“The only complaints I heard came from commuters who lived at such short distances from the city that it was impractical for them to smoke opium during the trip. Some of these people said that now that they had no newspapers they were compelled to look at the scenery, which revolted them.”
—A.J. Liebling (1904-1963), journalist, writing about a New York newspaper strike, “No Papers,” in “The Wayward Press” column, The New Yorker, 1945
• Editorial Comment: With no newspaper, you have to take the Long Island RR at least to Southampton to make opium worth the effort.
PeezPix by Ted Pease
TODAY'S WORD ON JOURNALISM is a free “service” sent to the 1,800 or so misguided subscribers around the planet. If you have recovered from whatever led you to subscribe and don’t want it anymore, send “unsubscribe” to firstname.lastname@example.org. Or if you want to afflict someone else, send me the email address and watch the fun begin. (Disclaimer: I just quote ’em, I don’t necessarily endorse ’em. But all contain at least a kernel of insight. Don’t shoot the messenger.)

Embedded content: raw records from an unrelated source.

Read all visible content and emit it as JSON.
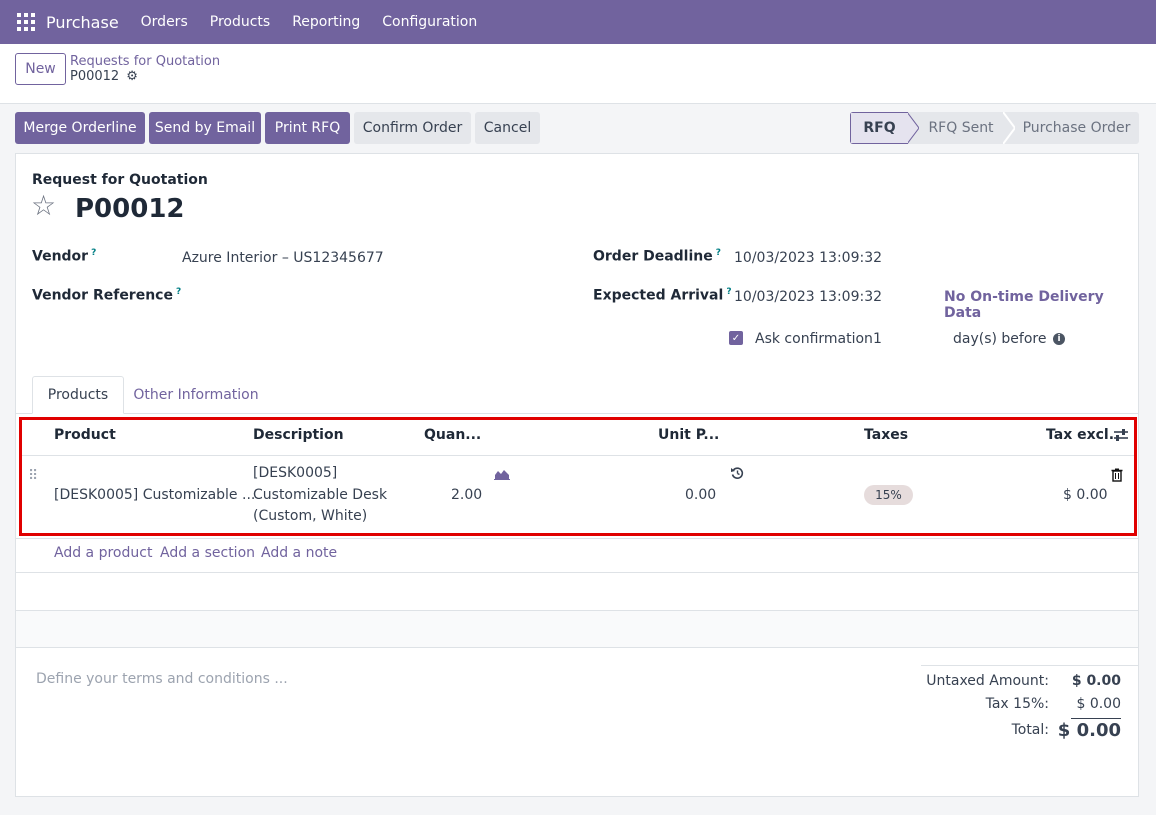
{
  "nav": {
    "brand": "Purchase",
    "items": [
      "Orders",
      "Products",
      "Reporting",
      "Configuration"
    ]
  },
  "control": {
    "new_label": "New",
    "breadcrumb_parent": "Requests for Quotation",
    "breadcrumb_current": "P00012"
  },
  "actions": {
    "merge": "Merge Orderline",
    "send_email": "Send by Email",
    "print": "Print RFQ",
    "confirm": "Confirm Order",
    "cancel": "Cancel"
  },
  "status": {
    "stages": [
      "RFQ",
      "RFQ Sent",
      "Purchase Order"
    ],
    "active": "RFQ"
  },
  "form": {
    "doc_type": "Request for Quotation",
    "reference": "P00012",
    "vendor_label": "Vendor",
    "vendor_value": "Azure Interior – US12345677",
    "vendor_ref_label": "Vendor Reference",
    "deadline_label": "Order Deadline",
    "deadline_value": "10/03/2023 13:09:32",
    "arrival_label": "Expected Arrival",
    "arrival_value": "10/03/2023 13:09:32",
    "on_time_link": "No On-time Delivery Data",
    "ask_confirmation_label": "Ask confirmation",
    "ask_confirmation_days": "1",
    "days_before": "day(s) before",
    "help_mark": "?"
  },
  "tabs": [
    "Products",
    "Other Information"
  ],
  "table": {
    "columns": [
      "Product",
      "Description",
      "Quan...",
      "Unit P...",
      "Taxes",
      "Tax excl."
    ],
    "row": {
      "product": "[DESK0005] Customizable ...",
      "description_1": "[DESK0005]",
      "description_2": "Customizable Desk",
      "description_3": "(Custom, White)",
      "quantity": "2.00",
      "unit_price": "0.00",
      "tax": "15%",
      "subtotal": "$ 0.00"
    },
    "add_product": "Add a product",
    "add_section": "Add a section",
    "add_note": "Add a note"
  },
  "footer": {
    "terms_placeholder": "Define your terms and conditions ...",
    "untaxed_label": "Untaxed Amount:",
    "untaxed_value": "$ 0.00",
    "tax_label": "Tax 15%:",
    "tax_value": "$ 0.00",
    "total_label": "Total:",
    "total_value": "$ 0.00"
  },
  "colors": {
    "brand": "#71639e",
    "highlight": "#e00000"
  }
}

Ted Pease, Professor of Interesting Stuff, Trinidad, California. (Be)Friend The WORD
“Words are sacred. They deserve respect. If you get the right ones, in the right order, you can nudge the world a little.” —Tom Stoppard